What constitutes a good comment?
In my opinion, a good comment contributes to the conversation. While hearing how brilliant my post was is nice, I know it’s a load of BS. I am a big fan of blog commenting for link building, but I make try sure that any comments I leave for my company or my clients are at least 2-3 sentences long and add some sort of value to the blog post. I want to connect with other commenters, start building a rapport with blogger and build my reputation. I don’t just leave comments to get the link; I think blog commenting has much more value than that.
I’ve been doing this for a long time and I can spot a “get the link” blog comment a mile away. I try to not to do that to other bloggers and I decided that I didn’t want to offer my blog up as free links to spammers and competing SEO firms. So I followed my gut (against the frantic advice of my web developer) and closed the comments entirely. So my question the Search Engine Journal audience, do you think it was a crazy idea?

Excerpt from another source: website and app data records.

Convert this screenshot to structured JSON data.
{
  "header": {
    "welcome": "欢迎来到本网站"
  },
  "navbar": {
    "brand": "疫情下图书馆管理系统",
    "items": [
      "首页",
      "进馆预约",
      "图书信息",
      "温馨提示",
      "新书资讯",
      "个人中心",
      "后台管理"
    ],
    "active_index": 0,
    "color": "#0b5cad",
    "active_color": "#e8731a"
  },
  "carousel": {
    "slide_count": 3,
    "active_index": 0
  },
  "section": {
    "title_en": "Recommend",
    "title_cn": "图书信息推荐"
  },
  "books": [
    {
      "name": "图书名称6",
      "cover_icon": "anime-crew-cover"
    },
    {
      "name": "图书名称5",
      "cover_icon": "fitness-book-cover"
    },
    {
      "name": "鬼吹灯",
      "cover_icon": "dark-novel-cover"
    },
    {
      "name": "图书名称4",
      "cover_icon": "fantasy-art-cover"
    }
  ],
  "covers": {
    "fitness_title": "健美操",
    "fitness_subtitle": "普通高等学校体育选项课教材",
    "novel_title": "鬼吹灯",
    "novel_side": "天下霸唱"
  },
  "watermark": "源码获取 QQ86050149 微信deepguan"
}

I’m going to preface this by saying this might not be the case for every business blog and blogger out there, but that’s why it’s considered best practice to allow comments on your B2B blog and not a hard and fast rule.
Before you start calling me a fool, let me try to explain why I think comments are NOT the most important thing when it comes to a B2B blog’s success.
1. What is your end game?
I am not a professional blogger; I’m an SEO consultant and business owner. The goal of my blog is to help generate new business for my company. I’m not trying to sell ad space or become the most important blogger in my industry. I never want my blog to be the last stop of a visitor; I want to push them over to my site and get them to convert (in my case, conversion means signing up for my SEO newsletter or filling out a lead form). Since I closed the blog comments section and replaced it with a small banner ad encouraging readers to fill out a proposal form, my conversion rate has practically tripled (8% to 22%). I may not be getting any comments, but I’m getting leads and that’s what really matters to me.
So why do you blog?
2. Do you really want to have a conversation with your competitors?
It might be the industry we work in, but I have noticed for a long time that the vast majority of comments being left on my blog (upwards of 80%) were coming from other SEO companies. Obviously other SEO companies know the value of blog commenting, so of course they’ll want to leave blogs on SEO sites. Here’s the thing though, I don’t want to have a conversation with another SEO company. I don’t really want to build a rapport with you (no offense) via blog comments because you are never going to become a client. I appreciate you taking the time to leave a comment on my posts, whether it is expressing your opinion, arguing with my points or adding your own thoughts, but I don’t really care if you read my blog. I didn’t create that blog to connect with other SEO firms; I wanted to connect with potential clients.
3. Have you ever gotten a client from a back-and-forth comment conversation?
In the 5+ years I have been blogging, I have never landed client after having a conversation with them in the comments field. Have I gotten clients because I blog? Of course, but as far as I can tell the comments had nothing to do with it. If someone is considering hiring me as their SEO provider, they’ve always sent me an email or filled out the lead form. I’ve never gotten a phone call that started with “So I’ve been leaving comments on your blog…”
Am I recommending that B2B bloggers run out and close their comment sections right now if they want to triple their conversion rate? No. But I am suggesting that it might not be worth the hassle of sorting through the hundreds of spam comments just to have 1 decent comment go through.
I would love to hear from other bloggers and SEO professionals. Have you gone a similar route and either limited or completely shut off the comments section? Or do you think I’m making a big mistake in my decision?
About the Author – Nick Stamoulis
Nick Stamoulis is the President and Founder of Brick Marketing a Boston based SEO firm that offers white hat SEO link building solutions. With over 12 years of Internet marketing experience, Nick Stamoulis shares his knowledge by posting daily SEO tips to his blog, the Search Engine Optimization Journal.